But the true worth of people should not be determined by what they think of themselves, but by the assessment of an independent expert who knows their history and potential — and is willing to invest in them. Like the old jeans in the basement or the crystal bowl in the thrift store, they may be in need of cleansing or even repair, but the expert knows the value and is willing to make the investment. They are worth more than they or others even know.
If you really want to know what you are worth, take a fresh look at the death of Jesus. Everyone around his crucifixion, even the thief beside him and the centurion heading the death detail, knew he was dying in the place of someone else (Luke 23:41, 47). The Creator, knowing the investment he placed in humanity, was offering up his innocent life to give people a chance to be restored to their original purpose. He didn’t help angels when they sinned, but He came to the rescue of people (Hebrews 2:16; 2 Peter 2:4). The crucifixion was God’s graphic illustration of human worth. In Christ, love allowed his outstretched arms to be nailed to the cross to tell everyone, “You are worth this much.”
Perhaps it would be more fitting for us to see people, not in the fickle terms of “self-worth,” but in the light of “Calvary-worth.” That’s the price God was willing to pay for us — even in our flawed and tarnished condition.
Don’t give up hope on yourself or others. Take a long look at the value God has placed on our lives. We are not just an old “box of jeans” to be thrown in the dump, or an old glass bowl with a cheap price at the thrift store. Give the divine appraiser a chance to show you the value of your life. You are worth far more than you can imagine.
Loren A. Yadon is pastor of New Life Fellowship of Boise.

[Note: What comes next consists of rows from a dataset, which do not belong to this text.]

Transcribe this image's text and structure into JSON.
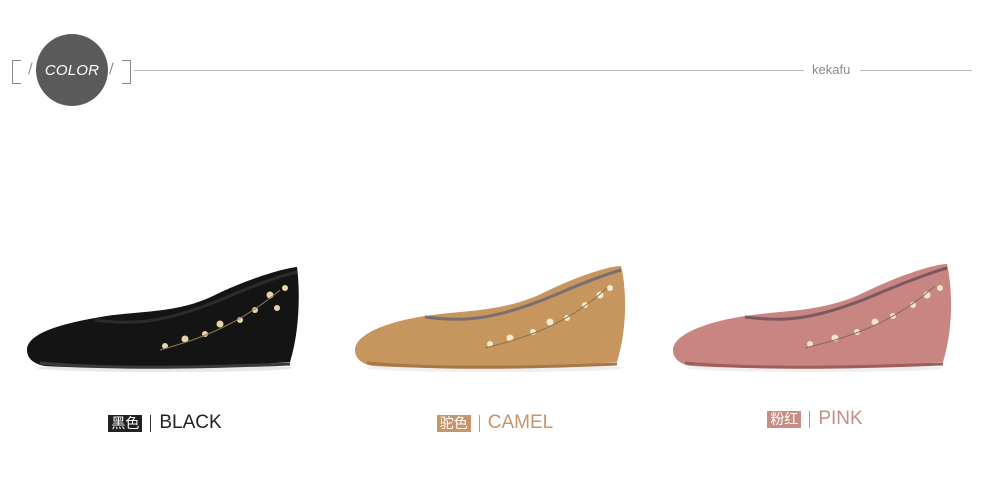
{
  "header": {
    "color_label": "COLOR",
    "brand": "kekafu",
    "slash": "/"
  },
  "products": [
    {
      "cn": "黑色",
      "en": "BLACK",
      "tag_color": "#222222",
      "text_color": "#222222",
      "shoe_color": "#141414"
    },
    {
      "cn": "驼色",
      "en": "CAMEL",
      "tag_color": "#c8946a",
      "text_color": "#c8946a",
      "shoe_color": "#c7955e"
    },
    {
      "cn": "粉红",
      "en": "PINK",
      "tag_color": "#c78e86",
      "text_color": "#c78e86",
      "shoe_color": "#c98582"
    }
  ]
}
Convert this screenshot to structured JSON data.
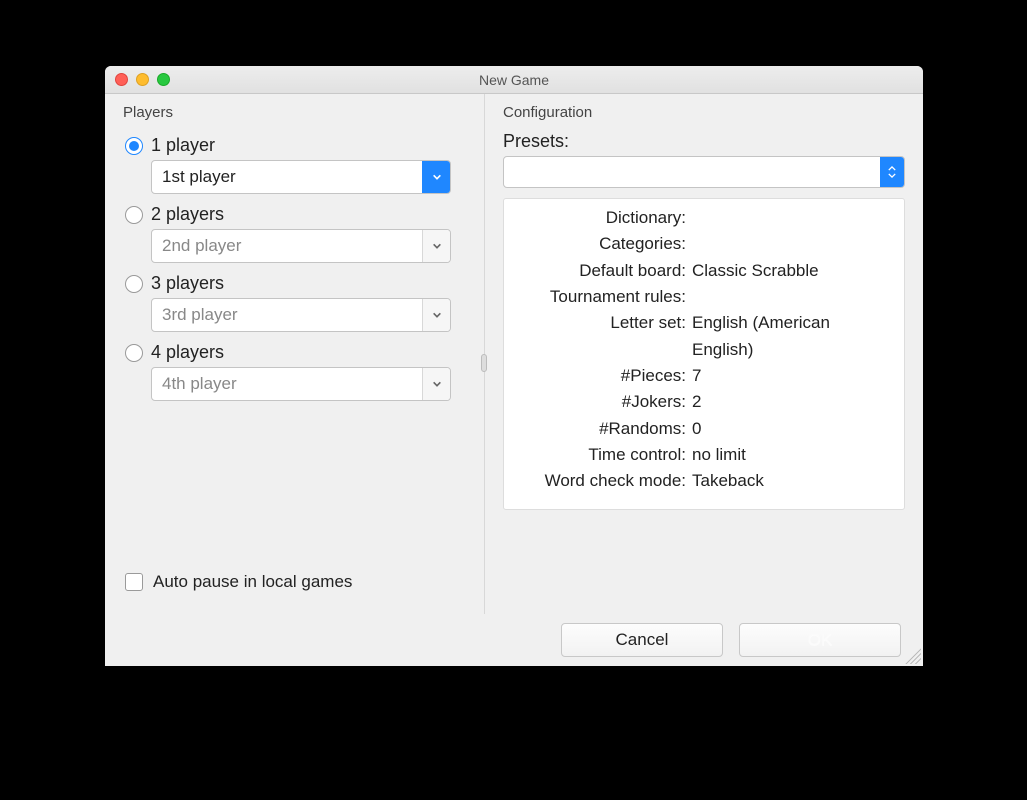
{
  "window": {
    "title": "New Game"
  },
  "players": {
    "sectionLabel": "Players",
    "options": [
      {
        "label": "1 player",
        "combo": "1st player",
        "selected": true
      },
      {
        "label": "2 players",
        "combo": "2nd player",
        "selected": false
      },
      {
        "label": "3 players",
        "combo": "3rd player",
        "selected": false
      },
      {
        "label": "4 players",
        "combo": "4th player",
        "selected": false
      }
    ],
    "autoPauseLabel": "Auto pause in local games"
  },
  "config": {
    "sectionLabel": "Configuration",
    "presetsLabel": "Presets:",
    "presetValue": "",
    "rows": [
      {
        "key": "Dictionary:",
        "val": ""
      },
      {
        "key": "Categories:",
        "val": ""
      },
      {
        "key": "Default board:",
        "val": "Classic Scrabble"
      },
      {
        "key": "Tournament rules:",
        "val": ""
      },
      {
        "key": "Letter set:",
        "val": "English (American English)"
      },
      {
        "key": "#Pieces:",
        "val": "7"
      },
      {
        "key": "#Jokers:",
        "val": "2"
      },
      {
        "key": "#Randoms:",
        "val": "0"
      },
      {
        "key": "Time control:",
        "val": "no limit"
      },
      {
        "key": "Word check mode:",
        "val": "Takeback"
      }
    ]
  },
  "buttons": {
    "cancel": "Cancel",
    "ok": "OK"
  }
}
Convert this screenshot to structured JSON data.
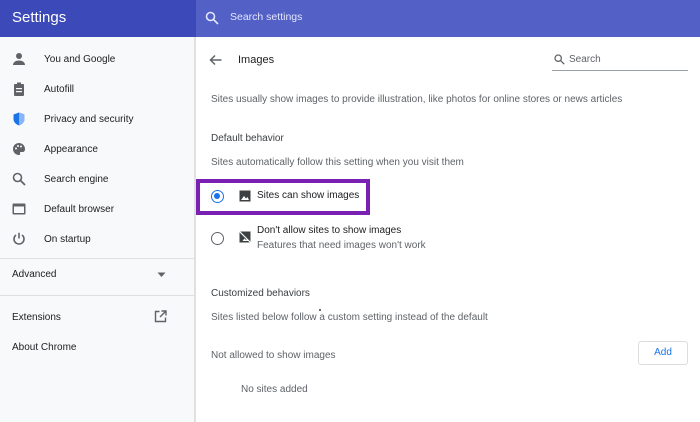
{
  "app": {
    "title": "Settings"
  },
  "search": {
    "placeholder": "Search settings"
  },
  "sidebar": {
    "items": [
      {
        "label": "You and Google",
        "icon": "person-icon"
      },
      {
        "label": "Autofill",
        "icon": "clipboard-icon"
      },
      {
        "label": "Privacy and security",
        "icon": "shield-icon"
      },
      {
        "label": "Appearance",
        "icon": "palette-icon"
      },
      {
        "label": "Search engine",
        "icon": "search-icon"
      },
      {
        "label": "Default browser",
        "icon": "browser-icon"
      },
      {
        "label": "On startup",
        "icon": "power-icon"
      }
    ],
    "advanced_label": "Advanced",
    "extensions_label": "Extensions",
    "about_label": "About Chrome"
  },
  "content": {
    "title": "Images",
    "search_placeholder": "Search",
    "description": "Sites usually show images to provide illustration, like photos for online stores or news articles",
    "default_behavior": {
      "heading": "Default behavior",
      "subtext": "Sites automatically follow this setting when you visit them",
      "options": [
        {
          "label": "Sites can show images",
          "selected": true
        },
        {
          "label": "Don't allow sites to show images",
          "sublabel": "Features that need images won't work",
          "selected": false
        }
      ]
    },
    "customized": {
      "heading": "Customized behaviors",
      "subtext": "Sites listed below follow a custom setting instead of the default",
      "not_allowed_label": "Not allowed to show images",
      "add_label": "Add",
      "empty_label": "No sites added"
    }
  },
  "colors": {
    "header": "#3c49b8",
    "header_search": "#5361c7",
    "accent": "#1a73e8",
    "highlight": "#7a21b3"
  }
}
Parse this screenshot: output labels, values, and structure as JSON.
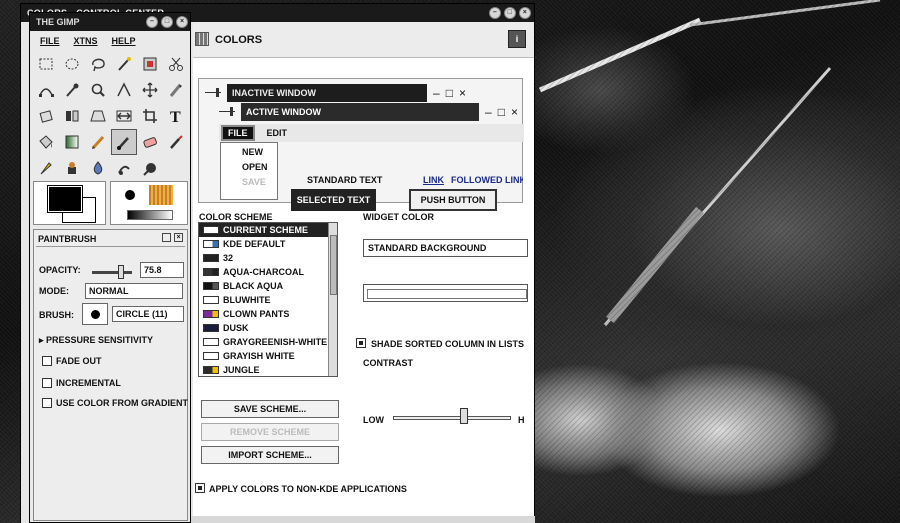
{
  "colors_window": {
    "title": "COLORS - CONTROL CENTER",
    "header_title": "COLORS",
    "info_label": "i"
  },
  "preview": {
    "inactive_title": "INACTIVE WINDOW",
    "active_title": "ACTIVE WINDOW",
    "menu_file": "FILE",
    "menu_edit": "EDIT",
    "dropdown": [
      "NEW",
      "OPEN",
      "SAVE"
    ],
    "standard_text": "STANDARD TEXT",
    "selected_text": "SELECTED TEXT",
    "link": "LINK",
    "followed_link": "FOLLOWED LINK",
    "push_button": "PUSH BUTTON"
  },
  "color_scheme": {
    "label": "COLOR SCHEME",
    "items": [
      {
        "name": "CURRENT SCHEME",
        "swatch": "#ffffff",
        "accent": "#ffffff",
        "selected": true
      },
      {
        "name": "KDE DEFAULT",
        "swatch": "#ffffff",
        "accent": "#3a6fb0"
      },
      {
        "name": "32",
        "swatch": "#222222",
        "accent": "#222222"
      },
      {
        "name": "AQUA-CHARCOAL",
        "swatch": "#333333",
        "accent": "#222222"
      },
      {
        "name": "BLACK AQUA",
        "swatch": "#111111",
        "accent": "#555555"
      },
      {
        "name": "BLUWHITE",
        "swatch": "#ffffff",
        "accent": "#ffffff"
      },
      {
        "name": "CLOWN PANTS",
        "swatch": "#7a2a9a",
        "accent": "#f0c000"
      },
      {
        "name": "DUSK",
        "swatch": "#1a1a3a",
        "accent": "#1a1a3a"
      },
      {
        "name": "GRAYGREENISH-WHITE",
        "swatch": "#ffffff",
        "accent": "#ffffff"
      },
      {
        "name": "GRAYISH WHITE",
        "swatch": "#ffffff",
        "accent": "#ffffff"
      },
      {
        "name": "JUNGLE",
        "swatch": "#2a2a2a",
        "accent": "#f0c000"
      },
      {
        "name": "...",
        "swatch": "#dddddd",
        "accent": "#dddddd"
      }
    ],
    "save_button": "SAVE SCHEME...",
    "remove_button": "REMOVE SCHEME",
    "import_button": "IMPORT SCHEME..."
  },
  "widget_color": {
    "label": "WIDGET COLOR",
    "selected_widget": "STANDARD BACKGROUND",
    "shade_sorted": "SHADE SORTED COLUMN IN LISTS",
    "contrast_label": "CONTRAST",
    "low_label": "LOW",
    "high_label": "H",
    "contrast_level": 0.6
  },
  "apply_nonkde": "APPLY COLORS TO NON-KDE APPLICATIONS",
  "gimp": {
    "title": "THE GIMP",
    "menu": [
      "FILE",
      "XTNS",
      "HELP"
    ],
    "tools": [
      "rect-select-icon",
      "ellipse-select-icon",
      "lasso-icon",
      "magic-wand-icon",
      "color-select-icon",
      "scissors-icon",
      "bezier-icon",
      "color-picker-icon",
      "magnify-icon",
      "measure-icon",
      "move-icon",
      "smudge-icon",
      "transform-icon",
      "flip-icon",
      "perspective-icon",
      "resize-icon",
      "crop-icon",
      "text-icon",
      "bucket-fill-icon",
      "gradient-icon",
      "pencil-icon",
      "paintbrush-icon",
      "eraser-icon",
      "airbrush-icon",
      "ink-icon",
      "clone-icon",
      "dodge-icon",
      "convolve-icon",
      "smudge2-icon"
    ],
    "active_tool_index": 21,
    "fg_color": "#000000",
    "bg_color": "#ffffff",
    "options": {
      "title": "PAINTBRUSH",
      "opacity_label": "OPACITY:",
      "opacity_value": "75.8",
      "mode_label": "MODE:",
      "mode_value": "NORMAL",
      "brush_label": "BRUSH:",
      "brush_value": "CIRCLE (11)",
      "pressure_label": "PRESSURE SENSITIVITY",
      "fade_out": "FADE OUT",
      "incremental": "INCREMENTAL",
      "use_gradient": "USE COLOR FROM GRADIENT"
    }
  }
}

The Idaho Statesman’s weekly faith column features a rotation of writers from many different faiths and perspectives.